Last Tuesday our dear friends’ 1-month old baby passed away after a fight with the rarest form of the rare Shwachman Diamond Syndrome. As if this weren’t sad enough, there were surrounding circumstances that made the situation even more tragic. As I spoke with our friends I could do little else but weep. The night after the passing a few of us close friends visited them and I sat for 20 minutes crying, not saying a thing. Any thought that came to my head was stopped by the “would-this-be-a-comforting-thing-to-hear?” filter. There truly aren’t words.
At the funeral on Saturday the baby’s grandfather gave what would be considered the eulogy. But rather than talking about the life and accomplishments of the deceased he instead expounded upon all of the service, love and charity that this beautiful little girl inspired in those who surrounded her.
Beginning with the mother who was at her side (in the hospital incubator) all day, every day for the life-span of her baby. She spoke to her, read to her, sang to her and loved her as any mother would. The father did the same, only as a newly-called bishop and working attorney he did so as often as possible.
There was family, none of which live in New York, but visits, calls, prayers, packages and all manner of love were freely given. Family can be the great balm of comfort in times like these and theirs were no exception.
And then there were friends. Lots and lots of friends. It began immediately after the baby’s birth when she needed a blood transfusion. Every friend who was asked (and matched the blood-type) volunteered their blood, one of which immediately set up a schedule to give as often as he could. When it became clear that the mother would be spending all of her waking hours at the hospital there were those who brought them food, did their laundry, gave them rides, cleaned their home and visited them during the day. These things were not done out of duty, rather out of love.
And then there was the funeral. As a counselor in a bishopric whose bishop is out of town it fell upon me to organize the funeral and associated preparations (these friends have always been in our ward but he was recently called as bishop of a Spanish ward elsewhere in the stake). Our intention was to allow our friends to grieve with the fewest distractions as possible. On Wednesday morning another close friend, my wife and I took account of all that needed to be done and we immediately began to ask folks from both wards to help.
One of the great geniuses of our church is its organization.
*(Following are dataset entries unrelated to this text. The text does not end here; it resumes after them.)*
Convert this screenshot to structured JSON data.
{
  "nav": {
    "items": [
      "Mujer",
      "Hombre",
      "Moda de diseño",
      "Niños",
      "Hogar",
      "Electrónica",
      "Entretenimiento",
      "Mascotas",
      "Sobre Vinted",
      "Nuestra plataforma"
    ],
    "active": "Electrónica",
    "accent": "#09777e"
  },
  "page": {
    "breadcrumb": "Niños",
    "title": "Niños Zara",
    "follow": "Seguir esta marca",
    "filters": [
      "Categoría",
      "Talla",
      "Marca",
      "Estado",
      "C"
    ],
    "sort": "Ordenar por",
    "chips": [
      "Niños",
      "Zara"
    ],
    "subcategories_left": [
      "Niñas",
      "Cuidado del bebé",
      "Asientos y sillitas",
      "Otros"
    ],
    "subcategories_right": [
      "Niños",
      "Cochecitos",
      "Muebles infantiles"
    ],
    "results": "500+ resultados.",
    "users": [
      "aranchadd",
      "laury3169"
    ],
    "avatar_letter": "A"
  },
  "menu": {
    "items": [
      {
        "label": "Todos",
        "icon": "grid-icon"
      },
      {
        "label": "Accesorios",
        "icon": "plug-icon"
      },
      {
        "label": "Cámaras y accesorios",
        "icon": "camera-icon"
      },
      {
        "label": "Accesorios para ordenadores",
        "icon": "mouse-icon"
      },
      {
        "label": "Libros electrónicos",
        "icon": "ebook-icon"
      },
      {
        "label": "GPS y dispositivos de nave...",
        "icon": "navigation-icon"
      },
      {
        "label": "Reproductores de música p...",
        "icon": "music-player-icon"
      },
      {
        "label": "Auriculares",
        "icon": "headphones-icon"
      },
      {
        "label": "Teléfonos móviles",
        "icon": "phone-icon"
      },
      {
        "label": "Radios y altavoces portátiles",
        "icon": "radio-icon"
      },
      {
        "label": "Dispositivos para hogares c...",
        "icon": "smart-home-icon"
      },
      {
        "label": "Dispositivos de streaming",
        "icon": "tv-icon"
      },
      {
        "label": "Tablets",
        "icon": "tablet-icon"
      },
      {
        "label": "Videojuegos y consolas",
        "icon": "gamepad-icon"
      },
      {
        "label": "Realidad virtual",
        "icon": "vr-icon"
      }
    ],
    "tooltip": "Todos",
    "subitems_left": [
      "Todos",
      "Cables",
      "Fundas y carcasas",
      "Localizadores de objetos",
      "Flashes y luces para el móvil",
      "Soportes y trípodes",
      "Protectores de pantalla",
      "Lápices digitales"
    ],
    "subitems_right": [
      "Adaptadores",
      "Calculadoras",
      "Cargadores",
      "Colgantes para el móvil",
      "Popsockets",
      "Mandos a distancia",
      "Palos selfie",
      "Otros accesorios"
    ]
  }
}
We have stewardships and it is ingrained within us to make sure they are taken care of, whether by our own hand or by delegation. Aside from Home/visiting teaching, we are very good at this and it showed this last week. I need the after-funeral luncheon organized and prepared—I ask the RS presidents of both wards to collaborate and prepare it—done, I don’t have to think about it anymore. I need ushers and car dispatchers—I talk to our EQ president—done, it’s taken care of, I’m done worrying about it. I need someone to record the audio—I talk to a guy in the ward with that equipment—done. I talk to one person about flowers—done. I talk to another person about a mother-requested musical number for the funeral—done. I talk to someone to organize transportation to the cemetery for everyone (not a small task where few people have cars)—done, I move on to the next need.
After three days of emails and phone calls everything came together perfectly. Every single person I spoke with enthusiastically accepted the given responsibility and asked for more. I never once had to follow-up to make sure a job would be done nor did I ever hear a single ounce of complaint or hesitation. By the time the viewing started I became a participant for the rest of the afternoon…everyone else was doing everything and our friends were able to mourn without distraction. As a ward family we truly mourned with those that mourned.
I have never been prouder to be a Mormon. These are my people.